We recently had a 20 year old truck come into the shop with about 150,000 miles on it. It’s owner keeps meticulous records of the truck’s care almost down to every last drop of oil. He had an inspection done on it about 5 months prior and was getting the recommended repairs done diligently over time. Then one day he was driving around town and started to feel something off. Andrew had to deliver the bad news – he was facing transmission trouble.
Yikes! That’s a major expense that the customer hadn’t anticipated. He talked through the options thoroughly with Andrew – one option being to replace the whole truck. He soon realized that despite the great cost of replacing the transmission, the cost and risk of buying another truck of equal reliability with it’s own set of problems was a lot more. So, he decided to go ahead and replace the transmission on his beloved truck.
If I haven’t made it clear enough already, let me say it as plainly as possible: you WILL need to spend money to keep your vehicle going. Again, it’s not a matter of if you’ll need to spend money on repairs, it’s a matter of when.

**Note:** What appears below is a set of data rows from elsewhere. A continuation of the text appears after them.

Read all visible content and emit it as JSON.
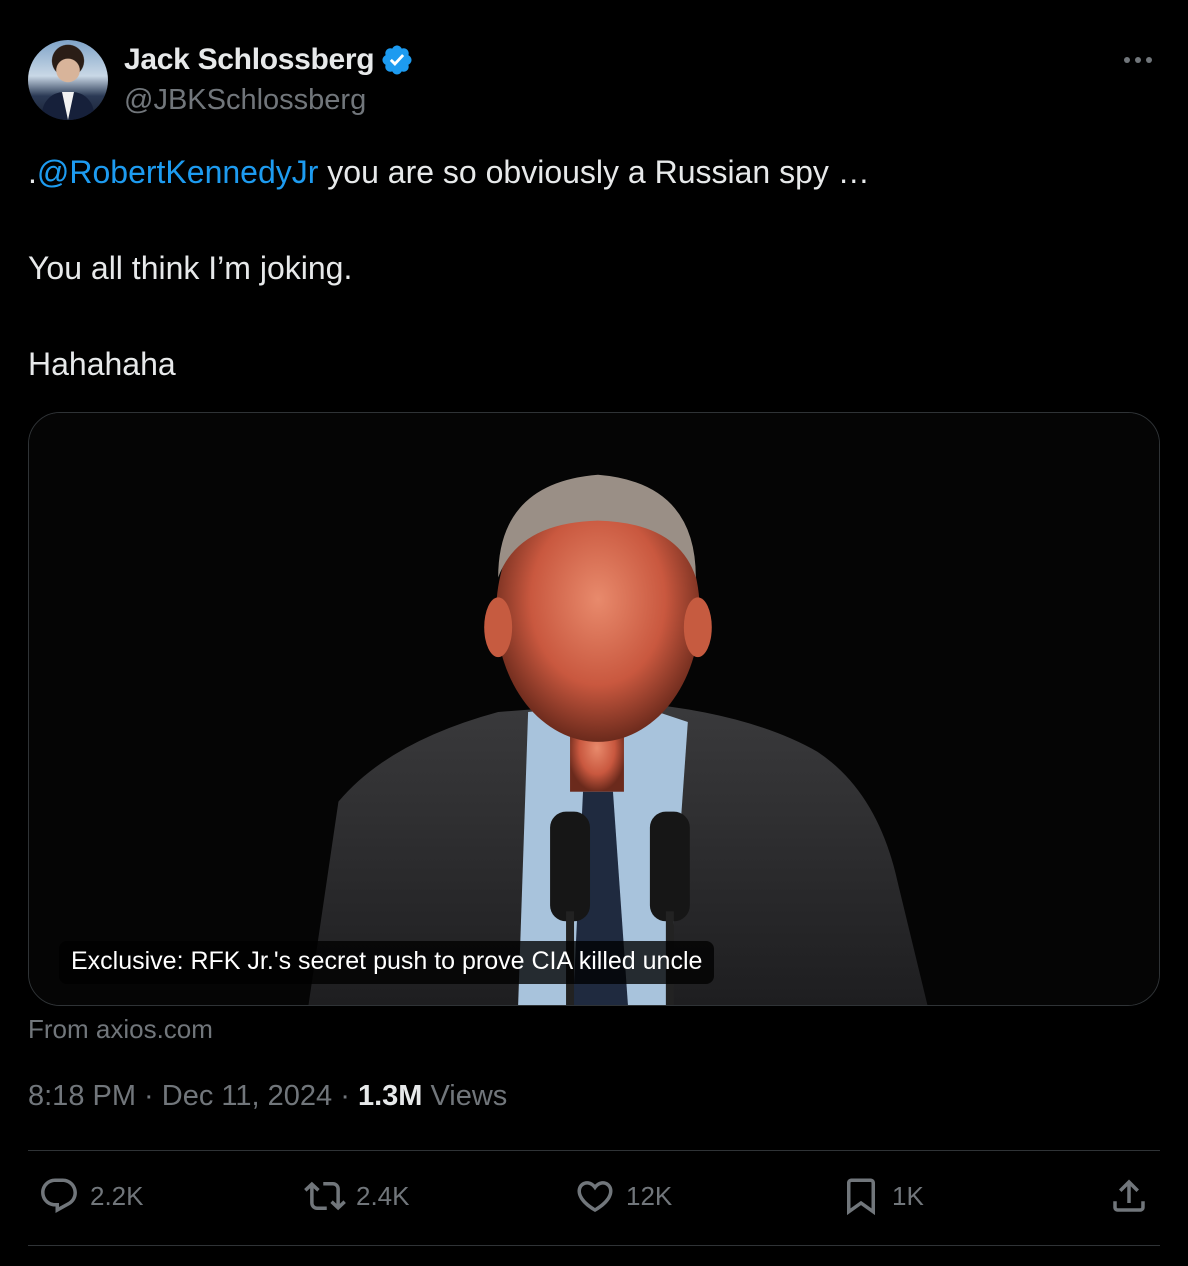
{
  "author": {
    "name": "Jack Schlossberg",
    "handle": "@JBKSchlossberg",
    "verified": true
  },
  "tweet": {
    "line1_prefix": ".",
    "mention": "@RobertKennedyJr",
    "line1_rest": " you are so obviously a Russian spy …",
    "line2": "You all think I’m joking.",
    "line3": "Hahahaha"
  },
  "link_card": {
    "headline": "Exclusive: RFK Jr.'s secret push to prove CIA killed uncle",
    "source": "From axios.com"
  },
  "meta": {
    "time": "8:18 PM",
    "separator": " · ",
    "date": "Dec 11, 2024",
    "views_count": "1.3M",
    "views_label": " Views"
  },
  "actions": {
    "replies": "2.2K",
    "reposts": "2.4K",
    "likes": "12K",
    "bookmarks": "1K"
  },
  "colors": {
    "background": "#000000",
    "text": "#e7e9ea",
    "muted": "#71767b",
    "link": "#1d9bf0",
    "verified": "#1d9bf0"
  }
}
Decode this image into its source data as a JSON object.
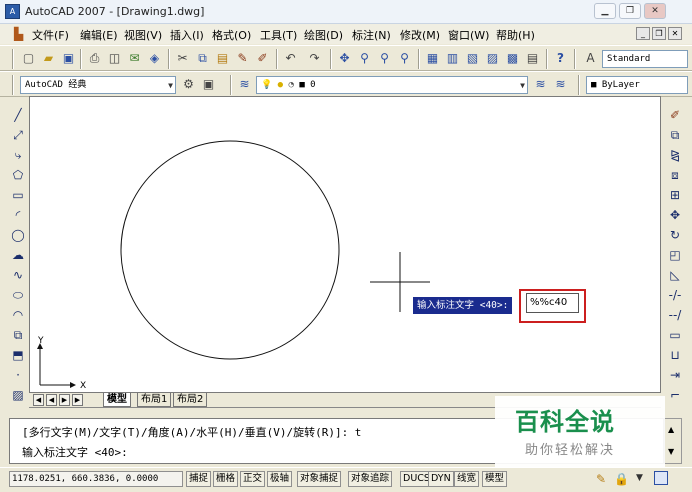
{
  "window": {
    "title": "AutoCAD 2007 - [Drawing1.dwg]",
    "app_icon": "autocad-logo-icon",
    "controls": [
      "minimize",
      "restore",
      "close"
    ]
  },
  "menu": {
    "items": [
      "文件(F)",
      "编辑(E)",
      "视图(V)",
      "插入(I)",
      "格式(O)",
      "工具(T)",
      "绘图(D)",
      "标注(N)",
      "修改(M)",
      "窗口(W)",
      "帮助(H)"
    ]
  },
  "toolbar2": {
    "workspace_value": "AutoCAD 经典",
    "layer_value": "0",
    "color_value": "ByLayer",
    "style_value": "Standard"
  },
  "layout_tabs": [
    "模型",
    "布局1",
    "布局2"
  ],
  "ucs": {
    "x_label": "X",
    "y_label": "Y"
  },
  "dynamic_input": {
    "prompt": "输入标注文字 <40>:",
    "value": "%%c40"
  },
  "command_line": {
    "line1": "[多行文字(M)/文字(T)/角度(A)/水平(H)/垂直(V)/旋转(R)]: t",
    "line2": "输入标注文字 <40>:"
  },
  "status": {
    "coordinates": "1178.0251, 660.3836, 0.0000",
    "toggles": [
      "捕捉",
      "栅格",
      "正交",
      "极轴",
      "对象捕捉",
      "对象追踪",
      "DUCS",
      "DYN",
      "线宽",
      "模型"
    ]
  },
  "watermark": {
    "line1": "百科全说",
    "line2": "助你轻松解决"
  },
  "colors": {
    "dyn_label_bg": "#1a2b8e",
    "highlight_border": "#cc1f1f",
    "watermark_green": "#1a8f4d"
  }
}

We strongly recommend starting a car fund to save up for expenses, both known and unknown, so that when the time comes, you aren’t scrambling to figure out how you are going to pay for it. We’ve processed repair bills anywhere from $20 – $7,000 that made complete sense for the vehicle being repaired.
There are several ways you can plan to save, but ultimately it depends on how much money you make, your cost of living, and how old your vehicle is. Let’s say you put away $25 each month and don’t end up needing it for two years – that’s $600 which can cover a variety of repairs, or at least lessen the blow in the likelihood that the total cost is more than that. Saving $25 is equivalent to passing on eating out one or two times each month, which I know is a lot more fun than getting your car fixed, but neither is not being able to go anywhere because your car doesn’t work. Keep in mind, it’s not unusual to need to spend a thousand dollars or more during a single visit. That’s why knowing the condition of your vehicle can be really beneficial to help you start planning.
A customer once told me that she had financed her vehicle, and yet after it was paid off she continue paying that same monthly amount into an Auto Repair fund to help with maintenance and repairs down the road. You’ve already made it work in your budget to make payments on the loan each month, so it shouldn’t be hard to continue paying them. Even if you payed for your vehicle outright, consider making a “car payment” to yourself each month anyway. You’ll thank yourself later!
When all’s said and done, unless you live in a city with top-notch public transportation, you will need a vehicle to get to work, get kids to and from school, do errands, and visit with friends and family. Your vehicle is a necessary expense for survival whether you’re low income and drive an old economy car or well off and drive a luxury vehicle from this decade. You must be wise with the time and money you invest to keep it running well for you and potentially the person you’ll sell it to down the road, should you choose to move on.